On application filed by the Consumer Ombudsman, the Market Court imposed prohibitions on 17 January 2020 on an instant loan company Suomen Rahoitusyhtiö Oy, a debt collection agency Rq Tieto Oy and a law firm Hasa Bros. Oy, as well as on an accountable person who had had a position in the companies. To underscore the prohibitions, the Market Court imposed a penalty payment of EUR 100,000.
On application filed by the Consumer Ombudsman, the Market Court will evaluate in the case the practices applied by the defendants to their lending and the collection of outstanding debts between 2014 and 2015. Credits were offered under a variety of names on different websites. Consumers who had participated in the credit plans offered by Suomen Rahoitusyhtiö were charged, among other things, guarantee premiums and mobile service fees without justification. Such premiums and fees were charged by PIPA Business Oy, a company affiliated with Suomen Rahoitusyhtiö. Unjustified receivables were also collected by Rq Tieto, a collection agency, and Hasa Bros, a law firm, both companies being affiliated with Suomen Rahoitusyhtiö.
The Consumer Ombudsman assisted consumers in court
PIPA Business, registered in Seychelles, sued consumers for failure to pay unjustified fees that the company had requested them to pay. The Consumer Ombudsman assisted several consumers in district courts between 2014 and 2016, with PIPA Business’s claims for damages being dismissed in all cases.
However, Suomen Rahoitusyhtiö and its affiliated companies continued their unlawful practices, such as collecting unjustified receivables and putting pressure on consumers in order to obtain payments. In collection letters, consumers were threatened with payment default entries being registered in their name, bringing the case to the district court and with significant additional costs.

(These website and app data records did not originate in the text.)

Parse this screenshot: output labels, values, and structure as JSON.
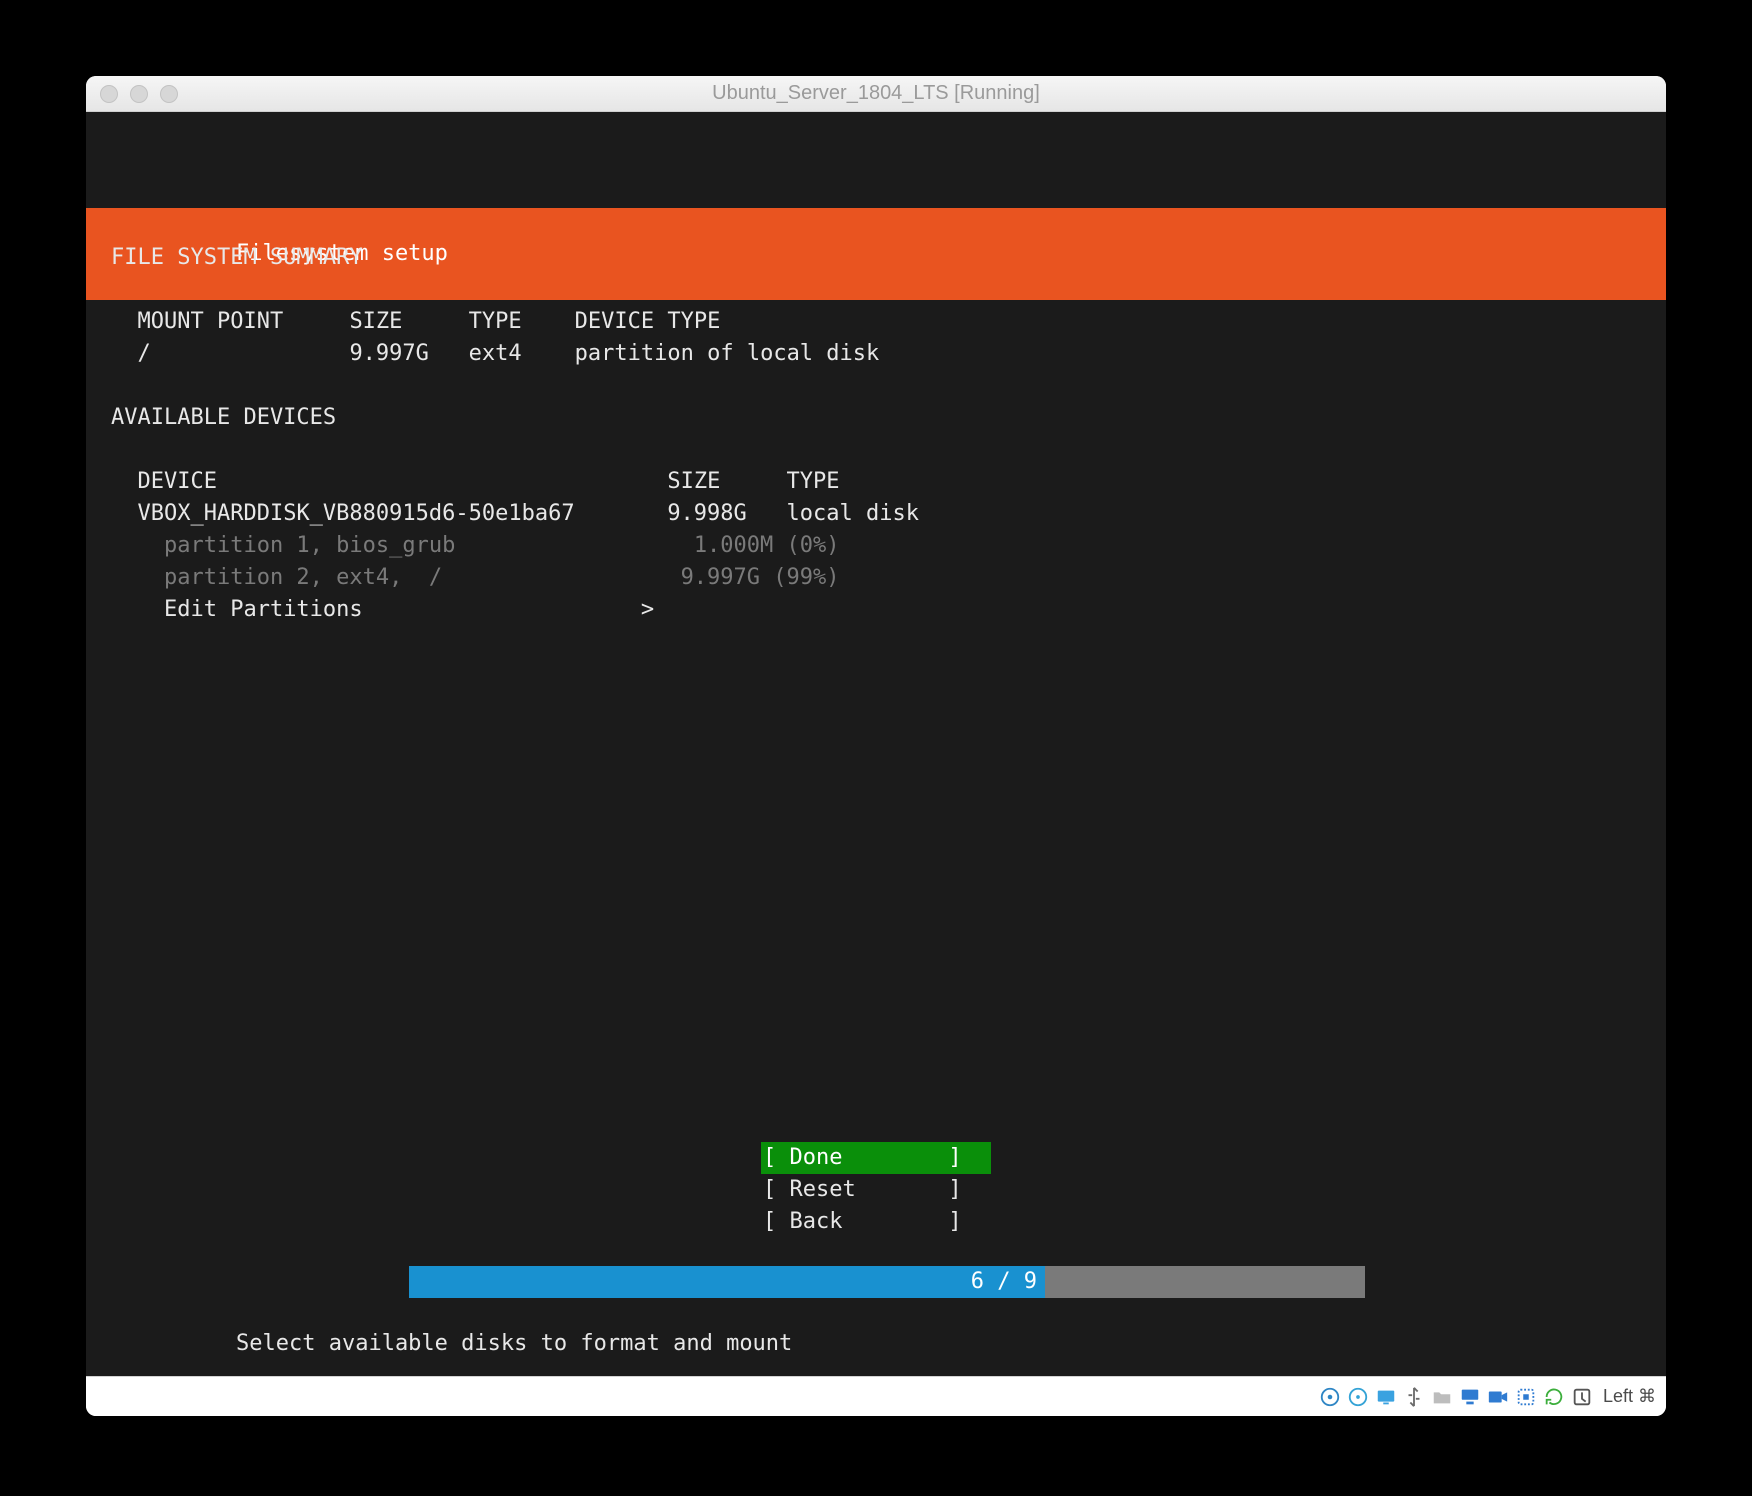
{
  "window": {
    "title": "Ubuntu_Server_1804_LTS [Running]"
  },
  "header": {
    "title": "Filesystem setup"
  },
  "summary": {
    "heading": "FILE SYSTEM SUMMARY",
    "cols": {
      "mount": "MOUNT POINT",
      "size": "SIZE",
      "type": "TYPE",
      "dtype": "DEVICE TYPE"
    },
    "rows": [
      {
        "mount": "/",
        "size": "9.997G",
        "type": "ext4",
        "dtype": "partition of local disk"
      }
    ]
  },
  "devices": {
    "heading": "AVAILABLE DEVICES",
    "cols": {
      "device": "DEVICE",
      "size": "SIZE",
      "type": "TYPE"
    },
    "disk": {
      "name": "VBOX_HARDDISK_VB880915d6-50e1ba67",
      "size": "9.998G",
      "type": "local disk"
    },
    "partitions": [
      {
        "label": "partition 1, bios_grub",
        "size": "1.000M",
        "pct": "(0%)"
      },
      {
        "label": "partition 2, ext4,  /",
        "size": "9.997G",
        "pct": "(99%)"
      }
    ],
    "edit_label": "Edit Partitions",
    "edit_arrow": ">"
  },
  "buttons": {
    "done": "[ Done        ]",
    "reset": "[ Reset       ]",
    "back": "[ Back        ]"
  },
  "progress": {
    "label": "6 / 9",
    "current": 6,
    "total": 9
  },
  "hint": "Select available disks to format and mount",
  "statusbar": {
    "icons": [
      "harddisk-icon",
      "optical-disc-icon",
      "display-icon",
      "usb-icon",
      "shared-folder-icon",
      "network-icon",
      "video-capture-icon",
      "audio-icon",
      "refresh-icon",
      "record-icon"
    ],
    "hostkey": "Left ⌘"
  }
}
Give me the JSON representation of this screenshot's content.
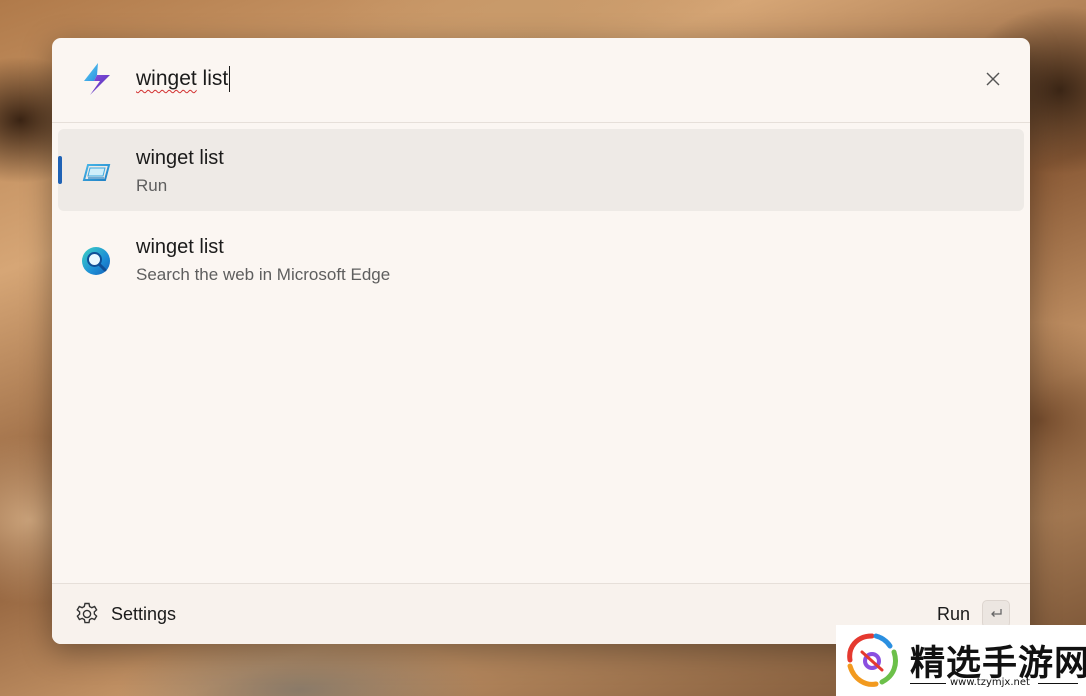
{
  "search": {
    "query_underlined": "winget",
    "query_rest": " list"
  },
  "results": [
    {
      "title": "winget list",
      "subtitle": "Run",
      "icon": "terminal-icon",
      "selected": true
    },
    {
      "title": "winget list",
      "subtitle": "Search the web in Microsoft Edge",
      "icon": "web-search-icon",
      "selected": false
    }
  ],
  "footer": {
    "settings_label": "Settings",
    "run_label": "Run",
    "enter_icon": "enter-key-icon"
  },
  "watermark": {
    "title": "精选手游网",
    "url": "www.tzymjx.net"
  },
  "colors": {
    "accent": "#1f62b5",
    "panel_bg": "#fbf6f2",
    "selected_bg": "#eeeae6",
    "spellcheck": "#d22f2f"
  }
}
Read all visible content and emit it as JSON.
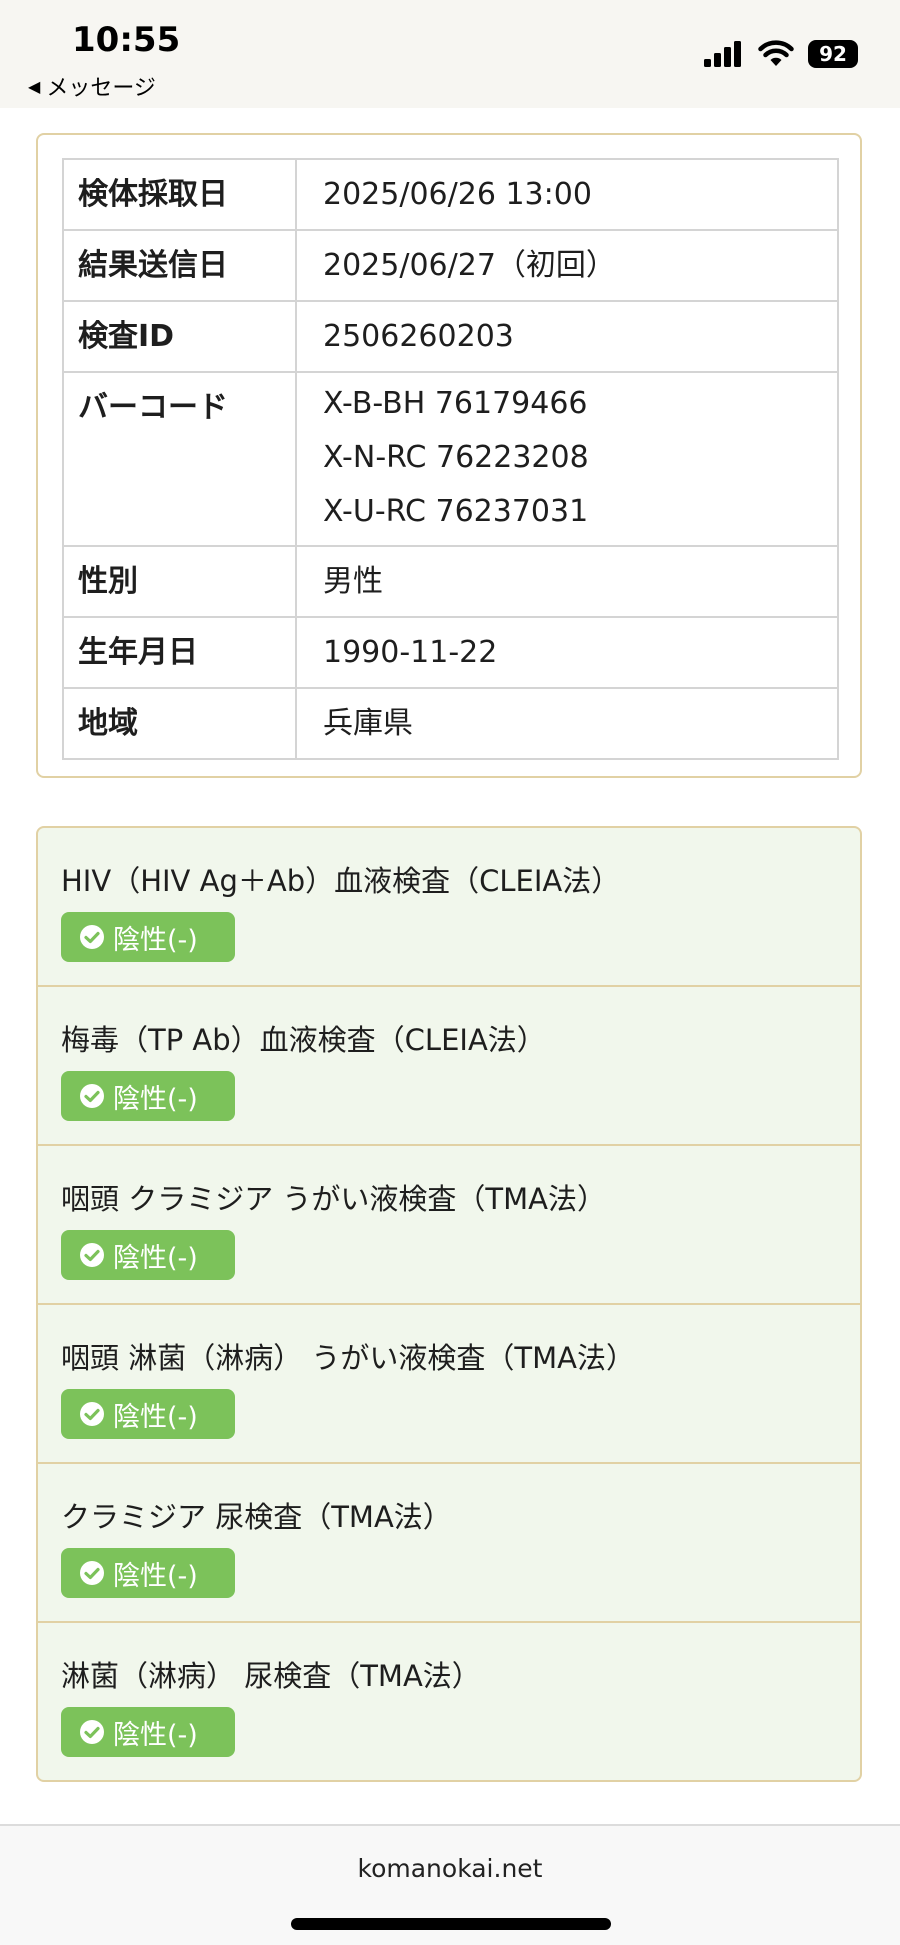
{
  "status_bar": {
    "time": "10:55",
    "back_label": "メッセージ",
    "battery": "92"
  },
  "info_table": [
    {
      "label": "検体採取日",
      "value": "2025/06/26 13:00"
    },
    {
      "label": "結果送信日",
      "value": "2025/06/27（初回）"
    },
    {
      "label": "検査ID",
      "value": "2506260203"
    },
    {
      "label": "バーコード",
      "values": [
        "X-B-BH 76179466",
        "X-N-RC 76223208",
        "X-U-RC 76237031"
      ]
    },
    {
      "label": "性別",
      "value": "男性"
    },
    {
      "label": "生年月日",
      "value": "1990-11-22"
    },
    {
      "label": "地域",
      "value": "兵庫県"
    }
  ],
  "results": [
    {
      "name": "HIV（HIV Ag＋Ab）血液検査（CLEIA法）",
      "result": "陰性(-)"
    },
    {
      "name": "梅毒（TP Ab）血液検査（CLEIA法）",
      "result": "陰性(-)"
    },
    {
      "name": "咽頭 クラミジア うがい液検査（TMA法）",
      "result": "陰性(-)"
    },
    {
      "name": "咽頭 淋菌（淋病） うがい液検査（TMA法）",
      "result": "陰性(-)"
    },
    {
      "name": "クラミジア 尿検査（TMA法）",
      "result": "陰性(-)"
    },
    {
      "name": "淋菌（淋病） 尿検査（TMA法）",
      "result": "陰性(-)"
    }
  ],
  "footer": {
    "domain": "komanokai.net"
  },
  "colors": {
    "card_border": "#e1d1a4",
    "results_bg": "#f1f7ec",
    "badge_green": "#7cc25a"
  },
  "icons": [
    "back-arrow-icon",
    "signal-icon",
    "wifi-icon",
    "battery-icon",
    "check-circle-icon"
  ]
}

In 2016, the Consumer Ombudsman took the case to the Market Court to have prohibitions issued
Credit granting and the collection of receivables via Suomen Rahoitusyhtiö was decentralized to a number of domestic companies and for example companies registered in Panama and Seychelles. According to the defendants, the granting of credit involved peer-to-peer lending to which the Consumer Protection Act did not apply. According to the Consumer Ombudsman, the arrangement was intended to circumvent the provisions of the Consumer Protection Act.
In its ruling of 17 January 2020, the Market Court stated that the Suomen Rahoitusyhtiö had in practice acquired full powers to represent the lenders in all matters relating to the debt relationship. The procedure was not genuinely peer-to-peer lending and was therefore covered by Chapter 7 on consumer credits of the Consumer Protection Act. The Market Court prohibited the company from using a clause in the contract that excludes its actions from the scope of the Consumer Protection Act.
According to the Market Court, Suomen Rahoitusyhtiö unlawfully charged the consumer unjustified costs related to the credit relationship. The Market Court also ruled that Rq Tieto, a debt collection company, and Hasa Bros had acted in breach of the Debt Collection Act and good collection practice, as the companies must have been aware that their collecting of receivables was unjustified.
In addition, the Market Court found that there was a specific reason for imposing a personal ban on a person involved in the companies in question on account of the fact that this person had acted in breach of the Debt Collection Act and good collection practice. The person had been in a decision-making position in both Rq Tieto and Hasa Bros, and had been handling collection mandates in both companies. In addition, the person had played a key role in many other companies related to the case.
As of this writing, the Market Court has not published its ruling on its website.